Every line that contains the word "label" should be copied from the records below.
========================================================================
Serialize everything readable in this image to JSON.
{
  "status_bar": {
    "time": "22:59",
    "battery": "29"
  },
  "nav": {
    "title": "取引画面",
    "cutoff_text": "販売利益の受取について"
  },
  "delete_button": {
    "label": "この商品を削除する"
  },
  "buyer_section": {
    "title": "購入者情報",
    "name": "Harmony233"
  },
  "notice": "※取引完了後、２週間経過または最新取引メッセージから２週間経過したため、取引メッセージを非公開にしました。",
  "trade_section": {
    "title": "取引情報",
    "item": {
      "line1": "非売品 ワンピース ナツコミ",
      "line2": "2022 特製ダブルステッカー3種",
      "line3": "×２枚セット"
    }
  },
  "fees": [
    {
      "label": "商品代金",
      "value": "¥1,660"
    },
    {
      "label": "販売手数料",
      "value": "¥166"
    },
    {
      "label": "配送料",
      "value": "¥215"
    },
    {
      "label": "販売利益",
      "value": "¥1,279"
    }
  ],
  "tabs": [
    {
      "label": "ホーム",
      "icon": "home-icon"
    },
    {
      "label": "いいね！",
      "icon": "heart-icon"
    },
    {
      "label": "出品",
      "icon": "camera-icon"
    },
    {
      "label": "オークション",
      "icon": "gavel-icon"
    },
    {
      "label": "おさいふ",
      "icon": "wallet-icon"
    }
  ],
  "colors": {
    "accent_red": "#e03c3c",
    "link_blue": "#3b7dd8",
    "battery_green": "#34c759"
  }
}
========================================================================
▸ Result for this exercise:
    "label": "この商品を削除する"
      "label": "商品代金",
      "label": "販売手数料",
      "label": "配送料",
      "label": "販売利益",
      "label": "ホーム",
      "label": "いいね！",
      "label": "出品",
      "label": "オークション",
      "label": "おさいふ",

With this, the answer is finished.